Financial Times. December 30, 2019. Read the news here.
There was a time when Beijing knew how to make concessions in its own interest. It made many to the US to gain accession to the World Trade Organization in 2001, enabling economic take-off. In the same decade it showed flexibility towards Hong Kong and Taiwan because, as former premier Zhu Rongji said, concessions to fellow Chinese are concessions to the Chinese nation.
But the art of conceding to reap benefits now seems lost. In its place an unbending, autocratic regime led by Xi Jinping, the strongman leader of the Communist party, has grown up. This authoritarian lurch may suit Beijing at home but it is bedevilling China’s relationship with much of the outside world, not only in Washington but also in European and Asian capitals.
The issue highlights a paradox. The international acceptance towards Beijing that underpinned its rise during the “reform and opening” era that began 40 years ago this month is now in retreat, imperilling the ecosystem that allowed China to prosper.
Hong Kong shows the dynamics of the backlash. Six months of mass protests were inspired in part by opposition to Beijing’s increasingly authoritarian bearing. But the unbending response of the Beijing-backed Hong Kong government has only further reduced its popularity; the pro-Beijing camp suffered an overwhelming defeat in district elections in November.
Similar trends are visible in Taiwan. Not only is President Tsai Ing-wen, whose ruling Democratic Progressive party advocates formal independence from mainland China, the frontrunner for next month’s presidential election. She is also using popular antipathy against Beijing’s heavy-handedness as a key part of her campaign platform.
Ms Tsai points to Hong Kong to try to convince her electorate that “one country, two systems” — the formula under which Hong Kong was allowed to maintain a “high degree of autonomy” after its return to mainland rule in 1997 — would never work for Taiwan. Beijing, however, insists on applying the formula to Taiwan in the event of any future unification.
So much for relations in China’s own backyard. The hardline posture of Mr Xi’s administration is also having a palpable impact on the wider world.
In truth, this year has been an annus horribilis for Chinese soft power; the imprisonment without trial of two Canadians in Beijing, the repression of Uighur minority people in mass incarceration camps, public spats against Arsenal footballer Mesut Özil and basketball’s Houston Rockets manager Daryl Morey, and several other issues have all besmirched China’s image.
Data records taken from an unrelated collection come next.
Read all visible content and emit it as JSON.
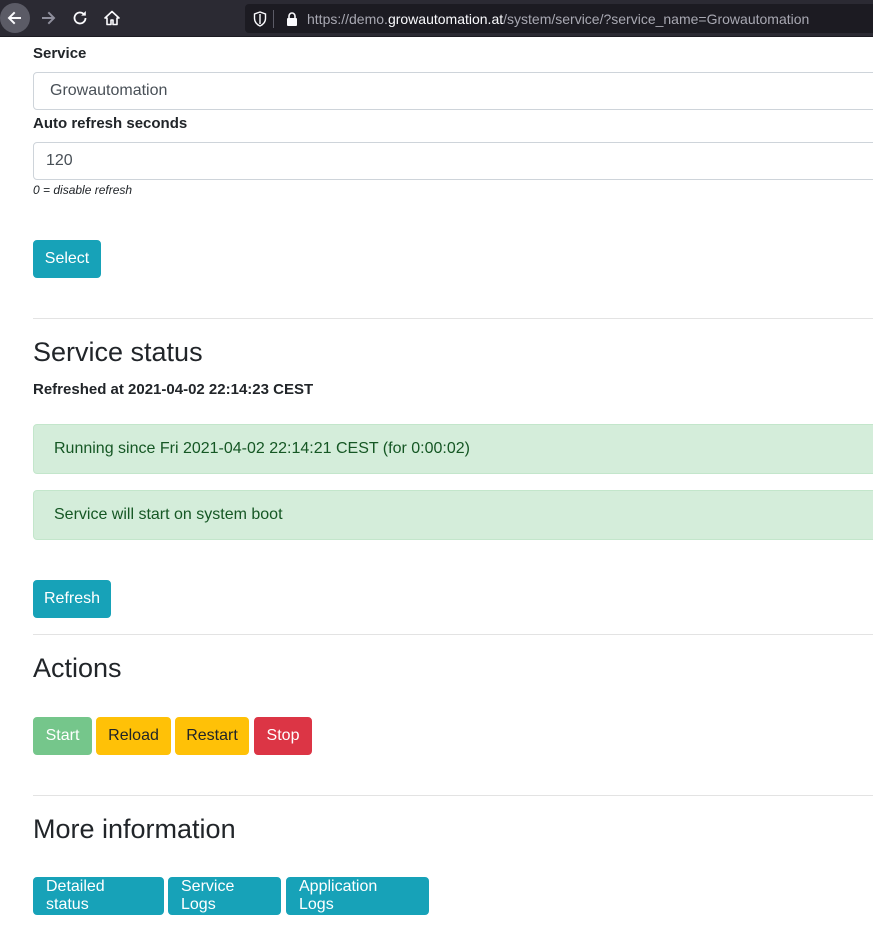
{
  "browser": {
    "url_prefix": "https://demo.",
    "url_host": "growautomation.at",
    "url_path": "/system/service/?service_name=Growautomation",
    "icons": [
      "back-arrow-icon",
      "forward-arrow-icon",
      "reload-icon",
      "home-icon",
      "shield-icon",
      "lock-icon"
    ]
  },
  "form": {
    "service_label": "Service",
    "service_value": "Growautomation",
    "refresh_label": "Auto refresh seconds",
    "refresh_value": "120",
    "refresh_help": "0 = disable refresh",
    "select_button": "Select"
  },
  "status": {
    "heading": "Service status",
    "refreshed": "Refreshed at 2021-04-02 22:14:23 CEST",
    "running": "Running since Fri 2021-04-02 22:14:21 CEST (for 0:00:02)",
    "boot": "Service will start on system boot",
    "refresh_button": "Refresh"
  },
  "actions": {
    "heading": "Actions",
    "start": "Start",
    "reload": "Reload",
    "restart": "Restart",
    "stop": "Stop"
  },
  "info": {
    "heading": "More information",
    "detailed_status": "Detailed status",
    "service_logs": "Service Logs",
    "application_logs": "Application Logs"
  },
  "colors": {
    "info": "#17a2b8",
    "success": "#75c68b",
    "warning": "#ffc107",
    "danger": "#dc3545",
    "alert_bg": "#d4edda",
    "alert_text": "#155724"
  }
}
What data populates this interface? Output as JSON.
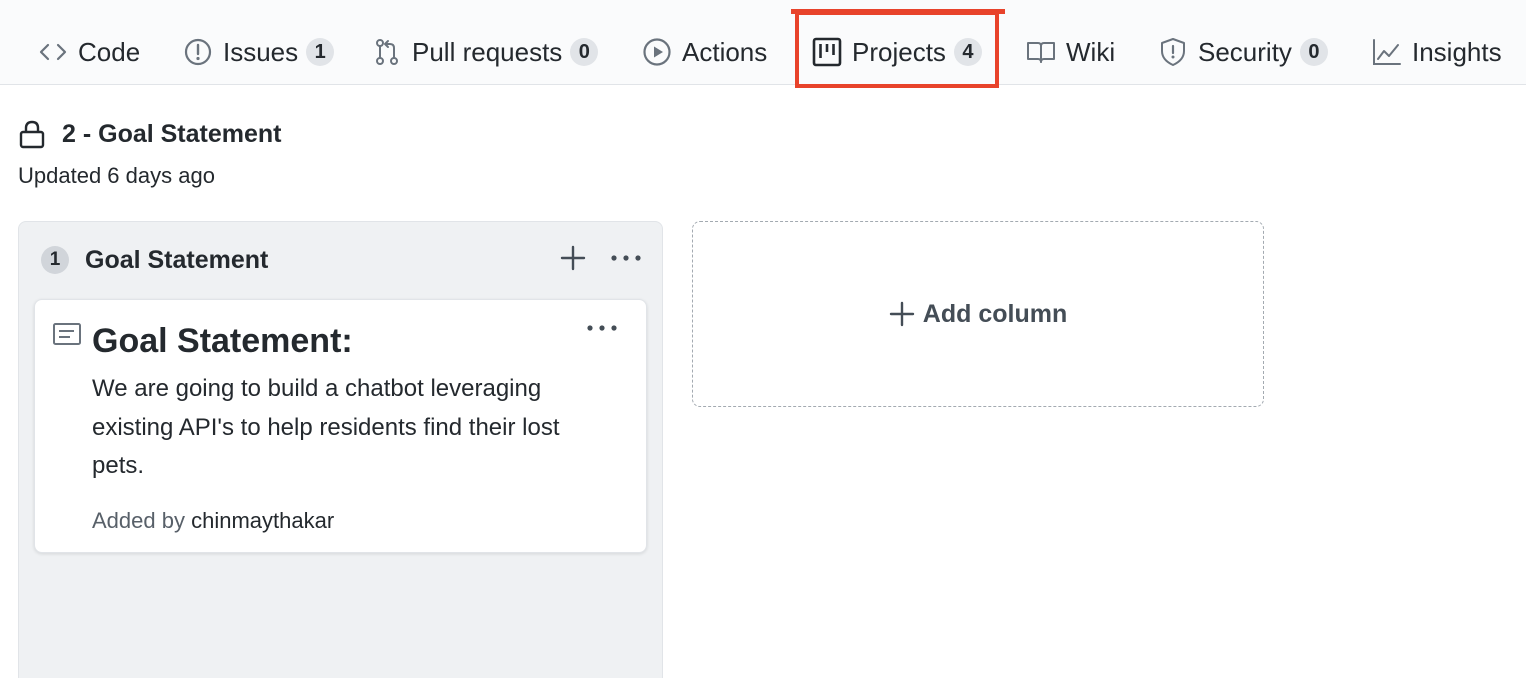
{
  "nav": {
    "tabs": [
      {
        "label": "Code",
        "icon": "code-icon",
        "counter": null
      },
      {
        "label": "Issues",
        "icon": "issue-icon",
        "counter": "1"
      },
      {
        "label": "Pull requests",
        "icon": "pull-request-icon",
        "counter": "0"
      },
      {
        "label": "Actions",
        "icon": "play-icon",
        "counter": null
      },
      {
        "label": "Projects",
        "icon": "project-board-icon",
        "counter": "4",
        "selected": true,
        "highlight_color": "#e8432b"
      },
      {
        "label": "Wiki",
        "icon": "book-icon",
        "counter": null
      },
      {
        "label": "Security",
        "icon": "shield-icon",
        "counter": "0"
      },
      {
        "label": "Insights",
        "icon": "graph-icon",
        "counter": null
      }
    ]
  },
  "project": {
    "icon": "lock-icon",
    "title": "2 - Goal Statement",
    "updated": "Updated 6 days ago"
  },
  "column": {
    "count": "1",
    "name": "Goal Statement",
    "card": {
      "icon": "note-icon",
      "title": "Goal Statement:",
      "body": "We are going to build a chatbot leveraging existing API's to help residents find their lost pets.",
      "added_by_label": "Added by",
      "author": "chinmaythakar"
    }
  },
  "add_column": {
    "label": "Add column"
  },
  "colors": {
    "accent_highlight": "#e8432b",
    "nav_bg": "#fafbfc",
    "column_bg": "#eff1f3"
  }
}
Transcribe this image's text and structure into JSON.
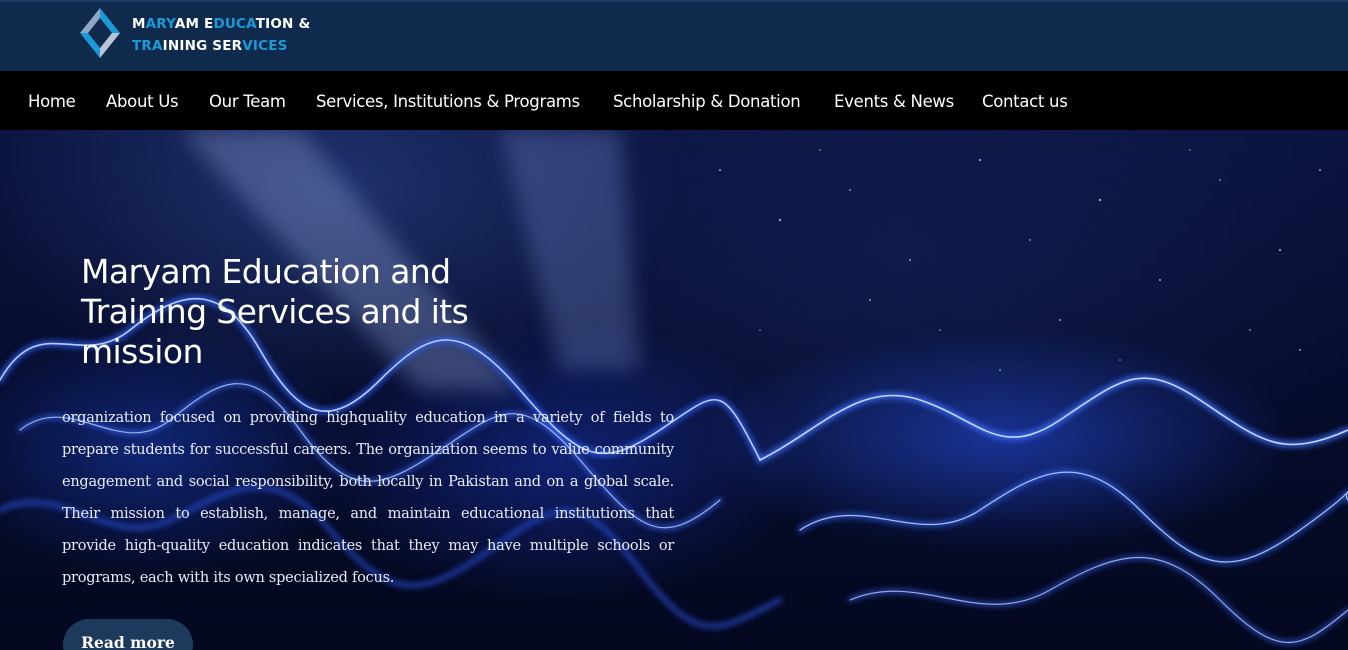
{
  "brand": {
    "line1_segments": [
      {
        "text": "M",
        "color": "white"
      },
      {
        "text": "ARY",
        "color": "blue"
      },
      {
        "text": "AM E",
        "color": "white"
      },
      {
        "text": "DUCA",
        "color": "blue"
      },
      {
        "text": "TION &",
        "color": "white"
      }
    ],
    "line2_segments": [
      {
        "text": "TRA",
        "color": "blue"
      },
      {
        "text": "INING SER",
        "color": "white"
      },
      {
        "text": "VICES",
        "color": "blue"
      }
    ],
    "icon": "logo-diamond-icon",
    "colors": {
      "white": "#ffffff",
      "blue": "#1a9bd7"
    }
  },
  "nav": {
    "items": [
      {
        "label": "Home"
      },
      {
        "label": "About Us"
      },
      {
        "label": "Our Team"
      },
      {
        "label": "Services, Institutions & Programs"
      },
      {
        "label": "Scholarship & Donation"
      },
      {
        "label": "Events & News"
      },
      {
        "label": "Contact us"
      }
    ]
  },
  "hero": {
    "title": "Maryam Education and Training Services and its mission",
    "body": "organization focused on providing highquality education in a variety of fields to prepare students for successful careers. The organization seems to value community engagement and social responsibility, both locally in Pakistan and on a global scale. Their mission to establish, manage, and maintain educational institutions that provide high-quality education indicates that they may have multiple schools or programs, each with its own specialized focus.",
    "button_label": "Read more"
  },
  "colors": {
    "topbar": "#0f2a4d",
    "navbar": "#000000",
    "button": "#1d3a5c",
    "accent": "#1a9bd7"
  }
}
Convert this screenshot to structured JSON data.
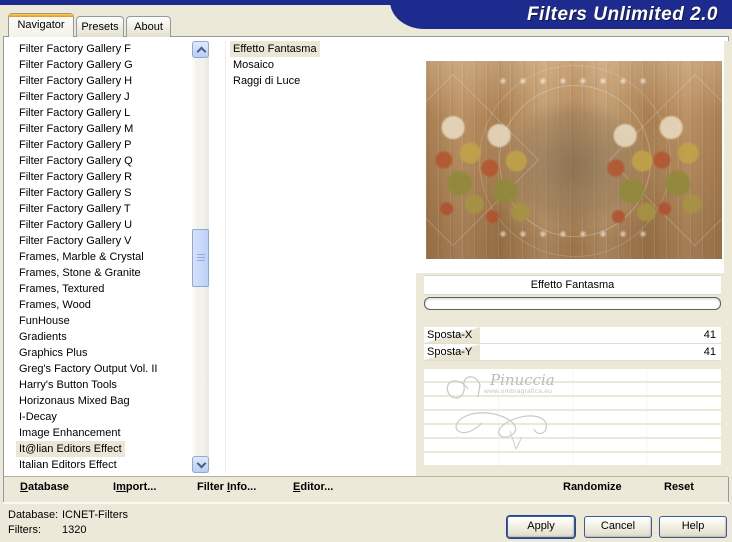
{
  "titlebar": {
    "title": "Filters Unlimited 2.0"
  },
  "tabs": [
    {
      "label": "Navigator",
      "active": true
    },
    {
      "label": "Presets",
      "active": false
    },
    {
      "label": "About",
      "active": false
    }
  ],
  "category_list": {
    "items": [
      {
        "label": "Filter Factory Gallery F"
      },
      {
        "label": "Filter Factory Gallery G"
      },
      {
        "label": "Filter Factory Gallery H"
      },
      {
        "label": "Filter Factory Gallery J"
      },
      {
        "label": "Filter Factory Gallery L"
      },
      {
        "label": "Filter Factory Gallery M"
      },
      {
        "label": "Filter Factory Gallery P"
      },
      {
        "label": "Filter Factory Gallery Q"
      },
      {
        "label": "Filter Factory Gallery R"
      },
      {
        "label": "Filter Factory Gallery S"
      },
      {
        "label": "Filter Factory Gallery T"
      },
      {
        "label": "Filter Factory Gallery U"
      },
      {
        "label": "Filter Factory Gallery V"
      },
      {
        "label": "Frames, Marble & Crystal"
      },
      {
        "label": "Frames, Stone & Granite"
      },
      {
        "label": "Frames, Textured"
      },
      {
        "label": "Frames, Wood"
      },
      {
        "label": "FunHouse"
      },
      {
        "label": "Gradients"
      },
      {
        "label": "Graphics Plus"
      },
      {
        "label": "Greg's Factory Output Vol. II"
      },
      {
        "label": "Harry's Button Tools"
      },
      {
        "label": "Horizonaus Mixed Bag"
      },
      {
        "label": "I-Decay"
      },
      {
        "label": "Image Enhancement"
      },
      {
        "label": "It@lian Editors Effect",
        "selected": true
      },
      {
        "label": "Italian Editors Effect"
      }
    ]
  },
  "filter_list": {
    "items": [
      {
        "label": "Effetto Fantasma",
        "selected": true
      },
      {
        "label": "Mosaico"
      },
      {
        "label": "Raggi di Luce"
      }
    ]
  },
  "preview_panel": {
    "selected_filter_label": "Effetto Fantasma",
    "progress_percent": 0,
    "sliders": [
      {
        "label": "Sposta-X",
        "value": "41",
        "fill_percent": 19
      },
      {
        "label": "Sposta-Y",
        "value": "41",
        "fill_percent": 19
      }
    ]
  },
  "watermark": {
    "name": "Pinuccia",
    "url": "www.ombragrafica.eu"
  },
  "command_bar": {
    "database": {
      "pre": "",
      "accel": "D",
      "post": "atabase"
    },
    "import": {
      "pre": "I",
      "accel": "m",
      "post": "port..."
    },
    "filter_info": {
      "pre": "Filter ",
      "accel": "I",
      "post": "nfo..."
    },
    "editor": {
      "pre": "",
      "accel": "E",
      "post": "ditor..."
    },
    "randomize": {
      "label": "Randomize"
    },
    "reset": {
      "label": "Reset"
    }
  },
  "status": {
    "database_label": "Database:",
    "database_value": "ICNET-Filters",
    "filters_label": "Filters:",
    "filters_value": "1320"
  },
  "action_buttons": {
    "apply": "Apply",
    "cancel": "Cancel",
    "help": "Help"
  },
  "colors": {
    "banner_navy": "#1e2b8e",
    "window_bg": "#ece9d8",
    "selection_bg": "#ebe7d6",
    "active_tab_accent": "#e2902c"
  }
}
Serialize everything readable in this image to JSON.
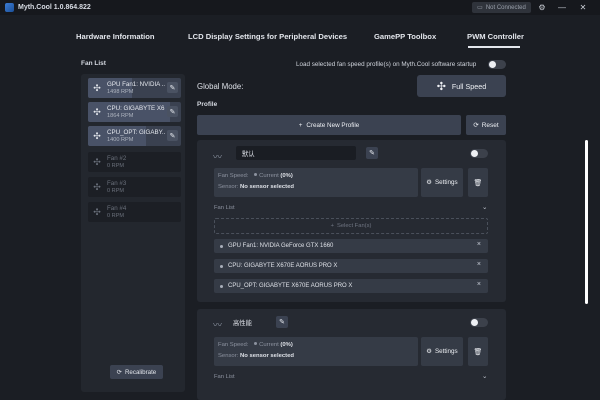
{
  "window": {
    "title": "Myth.Cool  1.0.864.822",
    "status": "Not Connected",
    "controls": [
      "gear-icon",
      "minimize-icon",
      "close-icon"
    ]
  },
  "tabs": [
    {
      "label": "Hardware Information"
    },
    {
      "label": "LCD Display Settings for Peripheral Devices"
    },
    {
      "label": "GamePP Toolbox"
    },
    {
      "label": "PWM Controller",
      "active": true
    }
  ],
  "fan_list": {
    "title": "Fan List",
    "items": [
      {
        "name": "GPU Fan1: NVIDIA ...",
        "rpm": "1498 RPM",
        "active": true,
        "level": 0.47
      },
      {
        "name": "CPU: GIGABYTE X6...",
        "rpm": "1864 RPM",
        "active": true,
        "level": 0.88
      },
      {
        "name": "CPU_OPT: GIGABY...",
        "rpm": "1400 RPM",
        "active": true,
        "level": 0.62
      },
      {
        "name": "Fan #2",
        "rpm": "0 RPM",
        "active": false
      },
      {
        "name": "Fan #3",
        "rpm": "0 RPM",
        "active": false
      },
      {
        "name": "Fan #4",
        "rpm": "0 RPM",
        "active": false
      }
    ],
    "recalibrate_label": "Recalibrate"
  },
  "main": {
    "startup_label": "Load selected fan speed profile(s) on Myth.Cool software startup",
    "global_mode_label": "Global Mode:",
    "full_speed_label": "Full Speed",
    "profile_label": "Profile",
    "create_label": "Create New Profile",
    "reset_label": "Reset"
  },
  "profiles": [
    {
      "name": "默认",
      "fan_speed_label": "Fan Speed:",
      "current_label": "Current",
      "current_value": "(0%)",
      "sensor_label": "Sensor:",
      "sensor_value": "No sensor selected",
      "settings_label": "Settings",
      "fan_list_label": "Fan List",
      "select_fans_label": "Select Fan(s)",
      "assigned_fans": [
        "GPU Fan1: NVIDIA GeForce GTX 1660",
        "CPU: GIGABYTE X670E AORUS PRO X",
        "CPU_OPT: GIGABYTE X670E AORUS PRO X"
      ]
    },
    {
      "name": "高性能",
      "fan_speed_label": "Fan Speed:",
      "current_label": "Current",
      "current_value": "(0%)",
      "sensor_label": "Sensor:",
      "sensor_value": "No sensor selected",
      "settings_label": "Settings",
      "fan_list_label": "Fan List"
    }
  ]
}
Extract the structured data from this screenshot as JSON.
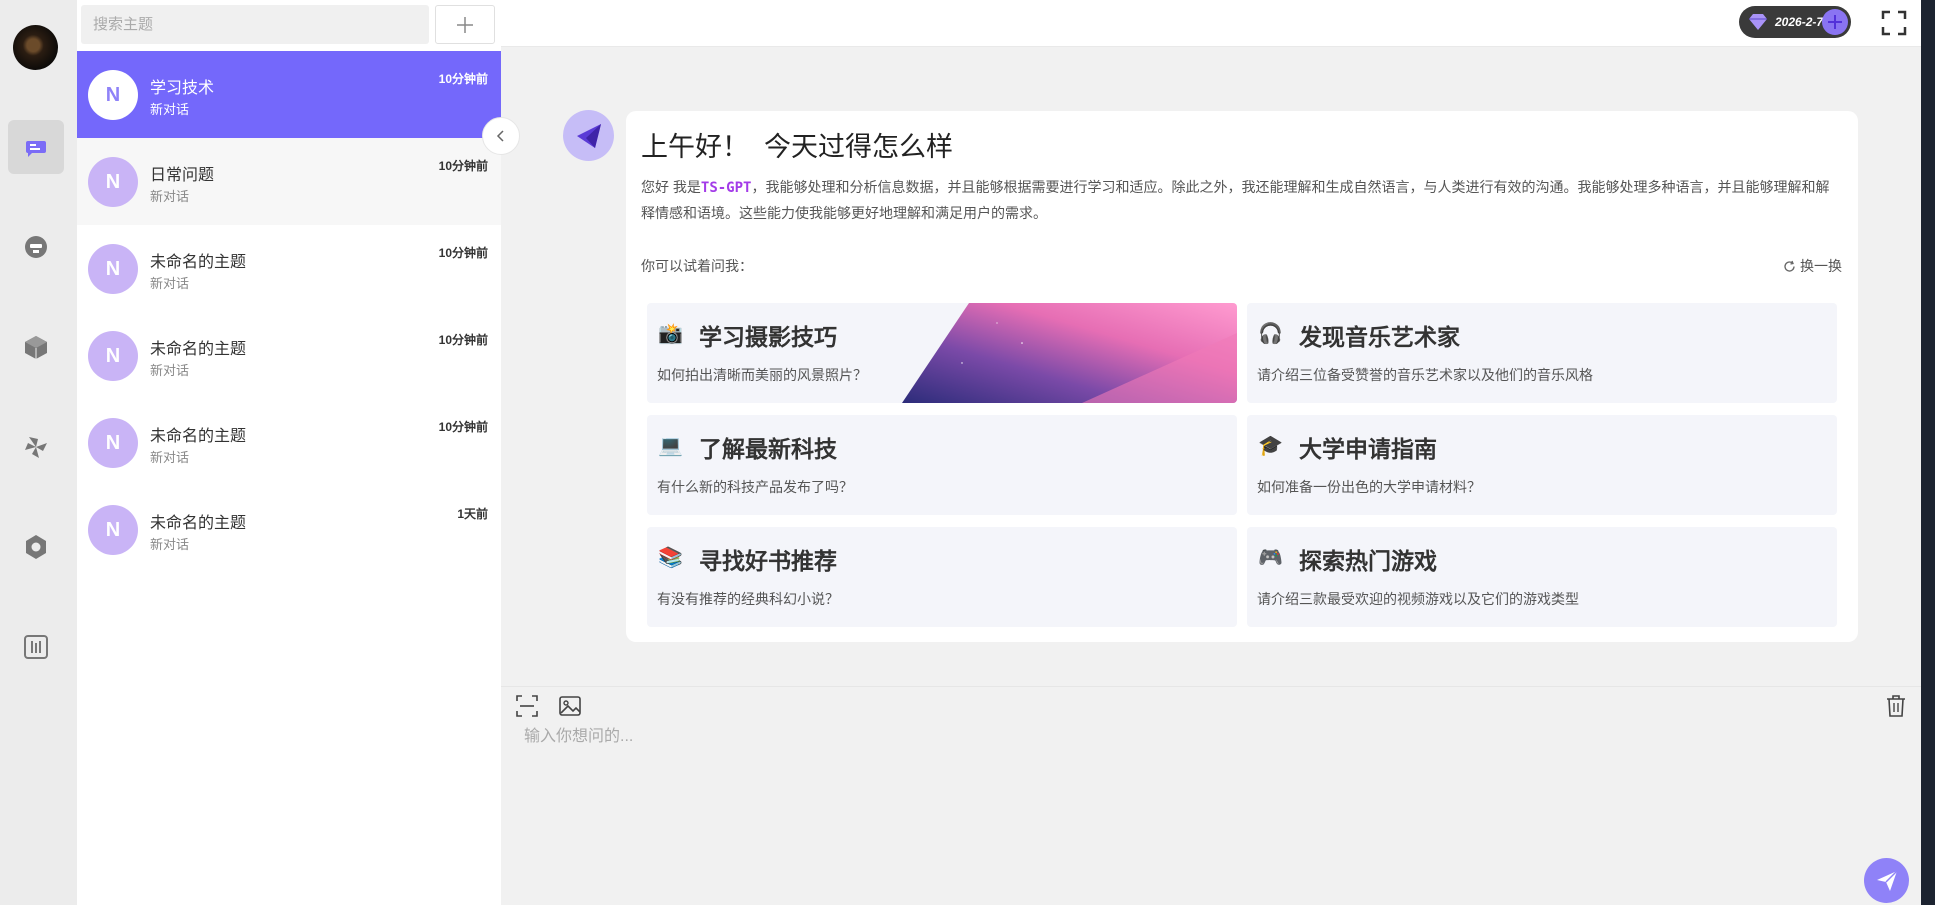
{
  "sidebar": {
    "items": [
      {
        "name": "chat",
        "icon": "chat-bubbles-icon",
        "active": true
      },
      {
        "name": "robot",
        "icon": "robot-icon"
      },
      {
        "name": "cube",
        "icon": "cube-icon"
      },
      {
        "name": "pinwheel",
        "icon": "pinwheel-icon"
      },
      {
        "name": "settings",
        "icon": "gear-icon"
      },
      {
        "name": "equalizer",
        "icon": "sliders-icon"
      }
    ]
  },
  "topics": {
    "search_placeholder": "搜索主题",
    "add_label": "+",
    "items": [
      {
        "avatar": "N",
        "title": "学习技术",
        "subtitle": "新对话",
        "time": "10分钟前"
      },
      {
        "avatar": "N",
        "title": "日常问题",
        "subtitle": "新对话",
        "time": "10分钟前"
      },
      {
        "avatar": "N",
        "title": "未命名的主题",
        "subtitle": "新对话",
        "time": "10分钟前"
      },
      {
        "avatar": "N",
        "title": "未命名的主题",
        "subtitle": "新对话",
        "time": "10分钟前"
      },
      {
        "avatar": "N",
        "title": "未命名的主题",
        "subtitle": "新对话",
        "time": "10分钟前"
      },
      {
        "avatar": "N",
        "title": "未命名的主题",
        "subtitle": "新对话",
        "time": "1天前"
      }
    ]
  },
  "header": {
    "vip_date": "2026-2-7"
  },
  "welcome": {
    "greeting": "上午好！  今天过得怎么样",
    "intro_prefix": "您好 我是",
    "brand": "TS-GPT",
    "intro_suffix": "，我能够处理和分析信息数据，并且能够根据需要进行学习和适应。除此之外，我还能理解和生成自然语言，与人类进行有效的沟通。我能够处理多种语言，并且能够理解和解释情感和语境。这些能力使我能够更好地理解和满足用户的需求。",
    "try_ask": "你可以试着问我：",
    "refresh": "换一换",
    "suggestions": [
      {
        "icon": "📸",
        "title": "学习摄影技巧",
        "desc": "如何拍出清晰而美丽的风景照片？",
        "has_image": true
      },
      {
        "icon": "🎧",
        "title": "发现音乐艺术家",
        "desc": "请介绍三位备受赞誉的音乐艺术家以及他们的音乐风格"
      },
      {
        "icon": "💻",
        "title": "了解最新科技",
        "desc": "有什么新的科技产品发布了吗？"
      },
      {
        "icon": "🎓",
        "title": "大学申请指南",
        "desc": "如何准备一份出色的大学申请材料？"
      },
      {
        "icon": "📚",
        "title": "寻找好书推荐",
        "desc": "有没有推荐的经典科幻小说？"
      },
      {
        "icon": "🎮",
        "title": "探索热门游戏",
        "desc": "请介绍三款最受欢迎的视频游戏以及它们的游戏类型"
      }
    ]
  },
  "composer": {
    "placeholder": "输入你想问的..."
  },
  "colors": {
    "accent": "#7468fb",
    "avatar": "#c9b4f6",
    "brand_text": "#a33be8"
  }
}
It is unclear, however, that Beijing cares greatly about the diplomatic headwinds it has helped to create for itself. Perhaps the concentration of power around Mr Xi is such that nuance is being lost from the Communist party’s internal debates. Or perhaps the US-China trade war and rivalry has created a bunker mentality that does not allow for concessions.
More likely is another interpretation: that this is now the way that China wants to be. A government white paper published in time for national day celebrations in October was crystal clear in its convictions about the superiority of China’s “centralised, unified and firm leadership”.
So proud of this is Beijing that it now wants to export its development model. In one example, officials held a forum in November called “The Significance of China’s Social Governance to the World”, attended by 200 experts from 20 countries. Xinhua, the official news agency, praised the conference as providing “wisdom to a world that is in need of new governance models”.
As Elizabeth Economy noted for the US Council on Foreign Relations this month, China has been training officials from neighbours on how to suppress dissent and attract foreign investment, while accessing and retaining foreign technologies and skills.
If this view persists, it will fall upon the rest of the world to decide to what extent an authoritarian, at times draconian, China can and should be engaged. It will force uncomfortable reviews that seek to balance commercial imperatives against cherished national values such as freedom of speech and human rights.
China should realise that public perceptions can be crucial to future policy in democratic countries. If it persists in trying to get its way through browbeating others, it may end up achieving the very opposite of its aims.